Assyrian Artist Noora Badeen Wins Second Place in Art Competition Honoring MLK
Hostelling International Chicago's Annual Martin Luther King, Jr. Mural Competition invites local students to create murals that are painted onto the second floor windows of the hostel. This year, twenty students were selected to participate by painting individual pieces honoring the life and work of Dr. King.
The exhibition, entitled "Until Justice Rolls Down Like Waters," is a consideration of the continuing work for justice and racial integration today. The competition is carried out in collaboration with the School of the Art Institute of Chicago, and gives student artists the opportunity to share perspectives of issues of diversity and civil rights in contemporary society.
"No, no, we are not satisfied and will not be satisfied until justice rolls down like water and righteousness like a mighty stream."
—Dr. Martin Luther King, Jr. (August 28, 1963)
Local Assyrian artist Noora Badeen was awarded second place in this year's competition on January 16, 2018. Native to Baghdad, Iraq, Badeen views art as a way to raise awareness about human suffering and promote social justice for all people of the world.

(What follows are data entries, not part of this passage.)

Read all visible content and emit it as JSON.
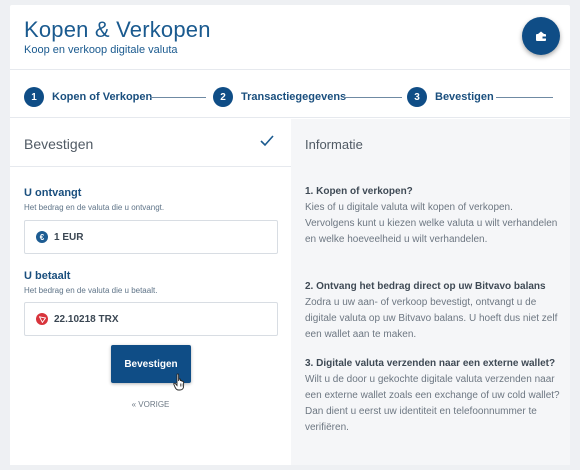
{
  "header": {
    "title": "Kopen & Verkopen",
    "subtitle": "Koop en verkoop digitale valuta",
    "wallet_icon": "wallet-icon"
  },
  "steps": [
    {
      "number": "1",
      "label": "Kopen of Verkopen"
    },
    {
      "number": "2",
      "label": "Transactiegegevens"
    },
    {
      "number": "3",
      "label": "Bevestigen"
    }
  ],
  "confirm_panel": {
    "title": "Bevestigen",
    "receive": {
      "label": "U ontvangt",
      "hint": "Het bedrag en de valuta die u ontvangt.",
      "coin_symbol": "€",
      "value": "1 EUR"
    },
    "pay": {
      "label": "U betaalt",
      "hint": "Het bedrag en de valuta die u betaalt.",
      "value": "22.10218 TRX"
    },
    "confirm_button": "Bevestigen",
    "previous_link": "« VORIGE"
  },
  "info_panel": {
    "title": "Informatie",
    "items": [
      {
        "question": "1. Kopen of verkopen?",
        "answer": "Kies of u digitale valuta wilt kopen of verkopen. Vervolgens kunt u kiezen welke valuta u wilt verhandelen en welke hoeveelheid u wilt verhandelen."
      },
      {
        "question": "2. Ontvang het bedrag direct op uw Bitvavo balans",
        "answer": "Zodra u uw aan- of verkoop bevestigt, ontvangt u de digitale valuta op uw Bitvavo balans. U hoeft dus niet zelf een wallet aan te maken."
      },
      {
        "question": "3. Digitale valuta verzenden naar een externe wallet?",
        "answer": "Wilt u de door u gekochte digitale valuta verzenden naar een externe wallet zoals een exchange of uw cold wallet? Dan dient u eerst uw identiteit en telefoonnummer te verifiëren."
      }
    ]
  },
  "colors": {
    "primary": "#0f4d86",
    "eur_coin": "#1d5c92",
    "trx_coin": "#d8343c"
  }
}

Her work primarily focuses on marginalized women and children in the Middle East, and the challenges they face trying to navigate life in conflict-affected areas. She is currently a student at the School of the Art Institute of Chicago.
Badeen cites Dr. King as a source of inspiration, "He planted the seed for equality in 1950 when he started a movement for Civil Rights. That was the beginning of the long fight for equality for all human beings in America. His dream to make a better life for the next generation was cut short on April 4, 1968 when he was shot and killed where he was standing on the balcony of the Memphis, Tennessee hotel."
Badeen's prize-winning piece has three parts depicting iconic scenes from the Civil Rights Movement. "In the the bottom panel, my idea was to show the ugliness of discrimination in Alabama towards the black community. Then, in the middle panel, several Americans are standing united in support of Martin Luther King, Jr.'s vision for equality. By interlocking hands, they portray a sense of strength and belief in their mission. The top panel depicts a strong call to action from Martin Luther King, Jr. in his attempt to rouse the people to take a step forward towards justice."
See more of Noora Badeen's work currently on display in the Studio Gallery at AUAF until February 28.
The "Until Justice Rolls Down Like Waters" Exhibition is open to the public and is on display through early March. For more information, visit www.hichicago.org or contact Anna Henschel at email@example.com.